curl -X DELETE <schema-registry-api-key>:<schema-registry-api-secret> <schema-registry-url>/subjects/Kafka-value?permanent=true

To hard-delete version 1 of the schema registered under the subject Kafka-value:

curl -X DELETE <schema-registry-api-key>:<schema-registry-api-secret> <schema-registry-url>/subjects/Kafka-value/versions/1
curl -X DELETE <schema-registry-api-key>:<schema-registry-api-secret> <schema-registry-url>/subjects/Kafka-value/versions/1?permanent=true

Tip

For the version-specific delete, a hard delete requires a version number as input; not just version:latest, which results in a soft delete only.

Guidelines for using these APIs

The above APIs are primarily intended to be used be in a development environment where it’s common to go through iterations before finalizing a schema. While it’s not recommended to be used in a production environment, there are few scenarios where these APIs can be used in production, but with utmost care.

  • A new schema to be registered has compatibility issues with one of the existing schema versions
  • An old version of the schema needs to be registered again for the same subject
  • The schema’s are used only in real-time streaming systems and the older version(s) are absolutely no longer required
  • A topic needs to be recycled
  • You want to free up space for new schemas on Confluent Cloud (with a hard delete of schemas).

It is also important to note that any registered compatibility settings for the subject would also be deleted while using Delete Subject or when you delete the only available schema version.

Viewing available schemas on Confluent Cloud

You can view available and used schemas, and infer the number of soft deleted schemas, from the Confluent Cloud web UI or from the CLI.

On the Confluent Cloud CLI, you can use ccloud schema-registry cluster describe to view the number of available schemas for the currently selected environment.

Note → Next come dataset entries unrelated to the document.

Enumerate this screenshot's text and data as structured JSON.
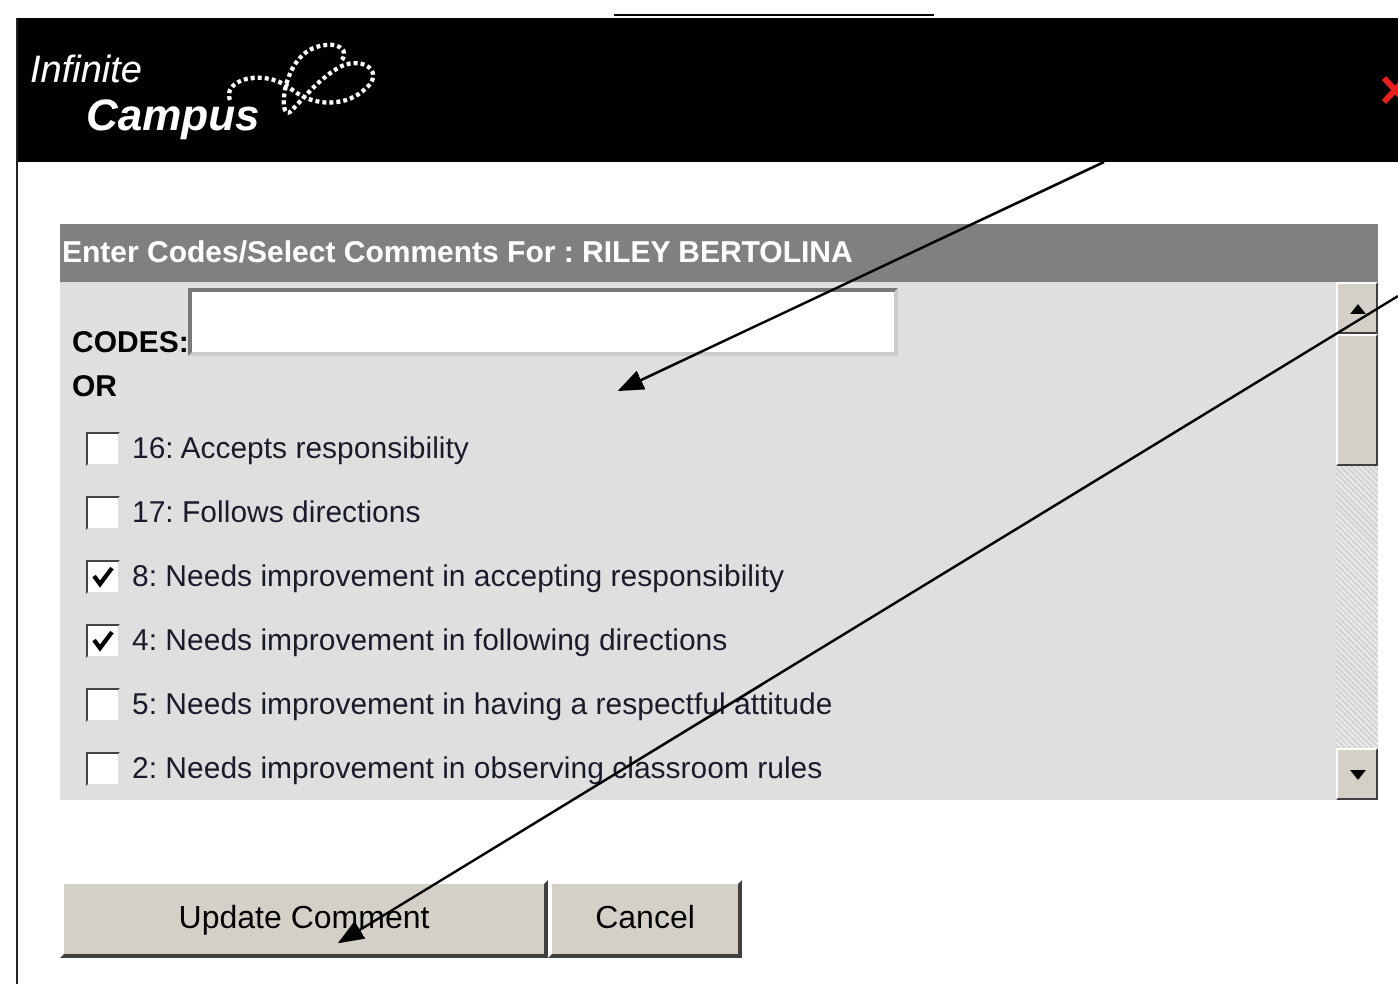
{
  "header": {
    "logo_line_1": "Infinite",
    "logo_line_2": "Campus"
  },
  "panel": {
    "title": "Enter Codes/Select Comments For : RILEY BERTOLINA",
    "codes_label": "CODES:",
    "or_label": "OR",
    "comments": [
      {
        "label": "16: Accepts responsibility",
        "checked": false
      },
      {
        "label": "17: Follows directions",
        "checked": false
      },
      {
        "label": "8: Needs improvement in accepting responsibility",
        "checked": true
      },
      {
        "label": "4: Needs improvement in following directions",
        "checked": true
      },
      {
        "label": "5: Needs improvement in having a respectful attitude",
        "checked": false
      },
      {
        "label": "2: Needs improvement in observing classroom rules",
        "checked": false
      }
    ]
  },
  "buttons": [
    "Update Comment",
    "Cancel"
  ]
}
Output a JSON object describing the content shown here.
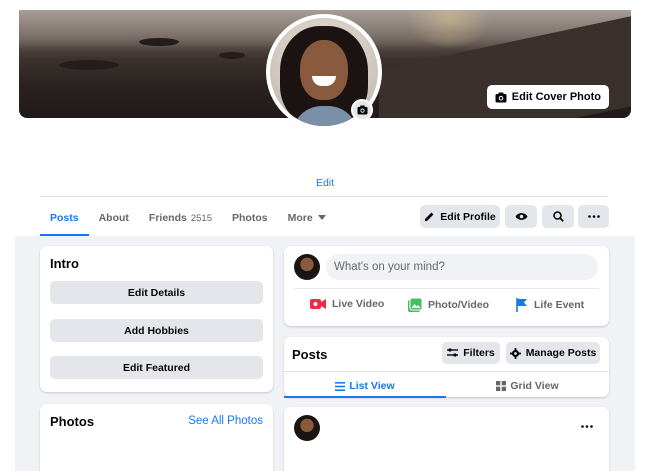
{
  "cover": {
    "edit_label": "Edit Cover Photo",
    "icon": "camera-icon"
  },
  "profile": {
    "edit_link": "Edit"
  },
  "tabs": [
    {
      "label": "Posts",
      "active": true
    },
    {
      "label": "About"
    },
    {
      "label": "Friends",
      "count": "2515"
    },
    {
      "label": "Photos"
    },
    {
      "label": "More",
      "icon": "caret-down-icon"
    }
  ],
  "actions": {
    "edit_profile": "Edit Profile",
    "view_as_icon": "eye-icon",
    "search_icon": "search-icon",
    "more_icon": "ellipsis-icon"
  },
  "intro": {
    "title": "Intro",
    "buttons": [
      "Edit Details",
      "Add Hobbies",
      "Edit Featured"
    ]
  },
  "photos": {
    "title": "Photos",
    "see_all": "See All Photos"
  },
  "composer": {
    "placeholder": "What's on your mind?",
    "actions": [
      {
        "label": "Live Video",
        "icon": "live-video-icon",
        "color": "#f02849"
      },
      {
        "label": "Photo/Video",
        "icon": "photo-icon",
        "color": "#45bd62"
      },
      {
        "label": "Life Event",
        "icon": "flag-icon",
        "color": "#1877f2"
      }
    ]
  },
  "posts": {
    "title": "Posts",
    "filters": "Filters",
    "manage": "Manage Posts",
    "views": [
      {
        "label": "List View",
        "icon": "list-icon",
        "active": true
      },
      {
        "label": "Grid View",
        "icon": "grid-icon"
      }
    ]
  },
  "post": {
    "more_icon": "ellipsis-icon"
  },
  "colors": {
    "accent": "#1877f2",
    "page_bg": "#f0f2f5",
    "button_bg": "#e4e6eb"
  }
}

For example:

$ ccloud schema-registry cluster describe
+----------------------+----------------------------------------------------+
| Name                 | account schema-registry                            |
| Cluster ID           | lsrc-g2p81                                         |
| Endpoint URL         | https://psrc-0xx5p.us-central1.gcp.confluent.cloud |
| Used Schemas         |                                                  7 |
| Available Schemas    |                                                993 |
| Global Compatibility | <Requires API Key>                                 |
| Mode                 | <Requires API Key>                                 |
| Service Provider     |                                                    |
+----------------------+----------------------------------------------------+

“Used Schemas” reports the total of active and soft deleted schemas. If you know the number of active schemas you have, you can infer the number of soft deleted schemas. If a schema is permanently deleted, the number of used schemas will decrease and available schemas will increase accordingly.

Looking under the hood at schema deletion, versioning, and compatibility

In reality, deleting a schema removes only the versioned instance(s) of the schema. The actual schema (with the hashed ID) does not go away. The canonical MD5 hash of the schema still exists in the system. This is why you can perform a lookup on a deleted schema in the rest API.

If, on a subject that has three versions, you delete the third one but register again the same schema it will be registered under version 3 and the associated schema will have the same ID as before, because the hash matched the existing one.

When the Avro serializer serializes Avro data, it stores the ID (not the version, which is specific to the subject). If the version (in a subject) is deleted, the schema and its ID remain in Schema Registry so that the data and can still be deserialized using Schema Registry

This has implications for versioning and compatibility. Suppose, for a given subject, you have two schemas:

  • Schema ID: 23, version 1 with fields (a,b)
  • Schema ID: 45, version 2 with fields (a,b,c)

If you delete version 2, version 1 becomes the latest version.

If the compatibility level is BACKWARD, the next schema that is registered to the subject need only be backward compatible with version 1, not version 2.